▶ TASK PROMPT
Number of lines below with the word "JSON": give it and nothing more.

═══ MATERIAL PROVIDED ═══

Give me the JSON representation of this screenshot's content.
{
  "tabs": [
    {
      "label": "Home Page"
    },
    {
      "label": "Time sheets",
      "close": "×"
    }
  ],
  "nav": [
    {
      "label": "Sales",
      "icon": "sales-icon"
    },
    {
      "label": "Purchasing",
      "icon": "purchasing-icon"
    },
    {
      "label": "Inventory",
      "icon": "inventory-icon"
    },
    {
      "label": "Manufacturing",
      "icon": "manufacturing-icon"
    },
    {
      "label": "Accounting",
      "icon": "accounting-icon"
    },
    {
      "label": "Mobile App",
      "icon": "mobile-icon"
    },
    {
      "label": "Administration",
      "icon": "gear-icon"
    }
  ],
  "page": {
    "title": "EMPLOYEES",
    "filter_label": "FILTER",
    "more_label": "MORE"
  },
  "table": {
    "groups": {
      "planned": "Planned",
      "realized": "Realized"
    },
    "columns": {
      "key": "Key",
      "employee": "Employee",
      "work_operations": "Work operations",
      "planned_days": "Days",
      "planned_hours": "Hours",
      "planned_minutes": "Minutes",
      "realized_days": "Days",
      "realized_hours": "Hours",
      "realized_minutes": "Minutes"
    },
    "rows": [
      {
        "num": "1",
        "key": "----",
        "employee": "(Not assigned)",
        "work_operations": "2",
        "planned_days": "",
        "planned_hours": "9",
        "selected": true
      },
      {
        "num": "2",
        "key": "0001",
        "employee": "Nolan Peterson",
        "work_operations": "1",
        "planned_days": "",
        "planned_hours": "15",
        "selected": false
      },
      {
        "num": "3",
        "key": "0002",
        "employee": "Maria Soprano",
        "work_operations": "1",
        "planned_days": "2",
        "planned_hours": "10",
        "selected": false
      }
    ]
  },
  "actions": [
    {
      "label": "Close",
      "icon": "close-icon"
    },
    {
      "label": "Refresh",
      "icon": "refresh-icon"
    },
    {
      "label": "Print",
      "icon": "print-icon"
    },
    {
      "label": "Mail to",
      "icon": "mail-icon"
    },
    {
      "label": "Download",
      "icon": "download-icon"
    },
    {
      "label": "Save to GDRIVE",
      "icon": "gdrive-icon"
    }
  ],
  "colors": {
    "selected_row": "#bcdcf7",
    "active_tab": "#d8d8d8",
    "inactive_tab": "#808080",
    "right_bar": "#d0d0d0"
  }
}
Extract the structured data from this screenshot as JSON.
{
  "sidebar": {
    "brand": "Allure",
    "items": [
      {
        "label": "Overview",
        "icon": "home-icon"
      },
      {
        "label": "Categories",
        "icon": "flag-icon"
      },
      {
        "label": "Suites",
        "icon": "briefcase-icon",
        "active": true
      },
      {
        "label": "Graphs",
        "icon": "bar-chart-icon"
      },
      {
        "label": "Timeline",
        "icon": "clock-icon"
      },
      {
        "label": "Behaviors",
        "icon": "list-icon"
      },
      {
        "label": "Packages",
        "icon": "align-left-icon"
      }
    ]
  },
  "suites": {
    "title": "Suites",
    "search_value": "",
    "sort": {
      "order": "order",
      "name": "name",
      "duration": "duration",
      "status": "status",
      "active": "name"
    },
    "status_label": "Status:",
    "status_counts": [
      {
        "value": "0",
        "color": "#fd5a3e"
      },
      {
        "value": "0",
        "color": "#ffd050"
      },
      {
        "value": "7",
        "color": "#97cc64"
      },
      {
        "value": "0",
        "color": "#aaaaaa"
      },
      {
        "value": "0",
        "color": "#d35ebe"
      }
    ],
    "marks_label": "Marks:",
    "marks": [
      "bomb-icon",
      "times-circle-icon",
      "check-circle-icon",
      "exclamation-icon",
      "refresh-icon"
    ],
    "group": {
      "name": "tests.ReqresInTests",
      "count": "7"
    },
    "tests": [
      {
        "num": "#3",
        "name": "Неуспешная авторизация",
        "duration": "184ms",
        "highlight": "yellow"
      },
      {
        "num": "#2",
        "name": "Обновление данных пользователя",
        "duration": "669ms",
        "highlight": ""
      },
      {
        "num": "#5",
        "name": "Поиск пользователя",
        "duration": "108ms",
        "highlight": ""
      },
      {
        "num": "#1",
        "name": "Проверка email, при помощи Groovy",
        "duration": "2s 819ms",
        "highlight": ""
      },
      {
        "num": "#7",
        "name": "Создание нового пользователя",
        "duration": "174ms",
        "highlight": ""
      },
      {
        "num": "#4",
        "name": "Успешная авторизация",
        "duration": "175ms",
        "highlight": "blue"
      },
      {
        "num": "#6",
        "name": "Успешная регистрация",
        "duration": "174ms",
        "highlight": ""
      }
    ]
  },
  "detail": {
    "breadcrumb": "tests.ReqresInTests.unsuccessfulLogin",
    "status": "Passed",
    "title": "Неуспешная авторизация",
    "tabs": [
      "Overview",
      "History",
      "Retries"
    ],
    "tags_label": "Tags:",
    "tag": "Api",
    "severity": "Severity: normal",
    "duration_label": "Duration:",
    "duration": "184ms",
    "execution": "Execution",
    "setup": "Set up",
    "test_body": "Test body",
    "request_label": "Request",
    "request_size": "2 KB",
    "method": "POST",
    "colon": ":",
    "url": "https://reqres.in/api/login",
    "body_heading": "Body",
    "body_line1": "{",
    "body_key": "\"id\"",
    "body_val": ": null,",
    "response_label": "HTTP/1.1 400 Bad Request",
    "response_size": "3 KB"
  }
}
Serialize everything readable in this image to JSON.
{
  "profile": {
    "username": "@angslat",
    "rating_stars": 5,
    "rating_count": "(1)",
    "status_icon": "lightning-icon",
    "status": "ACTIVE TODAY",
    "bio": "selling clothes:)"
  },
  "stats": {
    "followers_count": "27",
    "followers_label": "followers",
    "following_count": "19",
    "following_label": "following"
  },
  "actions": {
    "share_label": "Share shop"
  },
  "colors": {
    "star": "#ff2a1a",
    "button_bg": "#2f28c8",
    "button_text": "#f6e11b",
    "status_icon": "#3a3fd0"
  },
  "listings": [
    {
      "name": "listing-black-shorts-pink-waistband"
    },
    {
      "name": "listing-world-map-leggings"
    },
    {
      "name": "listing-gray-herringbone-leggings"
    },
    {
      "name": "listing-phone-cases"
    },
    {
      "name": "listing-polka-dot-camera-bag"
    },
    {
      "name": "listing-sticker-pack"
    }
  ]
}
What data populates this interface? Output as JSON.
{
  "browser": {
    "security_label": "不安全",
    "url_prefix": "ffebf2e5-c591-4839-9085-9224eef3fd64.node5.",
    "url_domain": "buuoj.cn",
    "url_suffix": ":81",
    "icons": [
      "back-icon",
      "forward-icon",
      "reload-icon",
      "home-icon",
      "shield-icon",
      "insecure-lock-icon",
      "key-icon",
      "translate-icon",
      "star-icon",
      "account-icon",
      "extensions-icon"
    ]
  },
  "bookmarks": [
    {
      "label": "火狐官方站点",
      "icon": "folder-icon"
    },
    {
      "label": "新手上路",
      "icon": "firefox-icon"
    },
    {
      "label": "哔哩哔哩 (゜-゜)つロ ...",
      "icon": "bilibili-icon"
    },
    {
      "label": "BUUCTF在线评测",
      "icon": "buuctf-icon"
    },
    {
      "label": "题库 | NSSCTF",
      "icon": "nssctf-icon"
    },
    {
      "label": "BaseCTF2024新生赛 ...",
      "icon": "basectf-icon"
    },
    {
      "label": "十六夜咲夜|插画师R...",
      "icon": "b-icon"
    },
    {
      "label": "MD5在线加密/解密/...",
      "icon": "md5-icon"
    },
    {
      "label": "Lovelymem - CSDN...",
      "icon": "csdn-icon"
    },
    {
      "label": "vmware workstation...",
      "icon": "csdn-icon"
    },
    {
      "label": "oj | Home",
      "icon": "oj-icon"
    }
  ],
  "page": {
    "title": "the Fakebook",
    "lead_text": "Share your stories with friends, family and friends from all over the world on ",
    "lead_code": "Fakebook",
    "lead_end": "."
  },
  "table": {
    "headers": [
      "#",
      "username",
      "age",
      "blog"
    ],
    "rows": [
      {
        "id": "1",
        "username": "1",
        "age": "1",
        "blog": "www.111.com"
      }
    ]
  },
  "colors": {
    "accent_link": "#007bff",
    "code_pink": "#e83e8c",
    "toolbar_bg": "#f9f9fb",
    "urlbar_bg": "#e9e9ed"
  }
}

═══

▶ TASK RESPONSE
4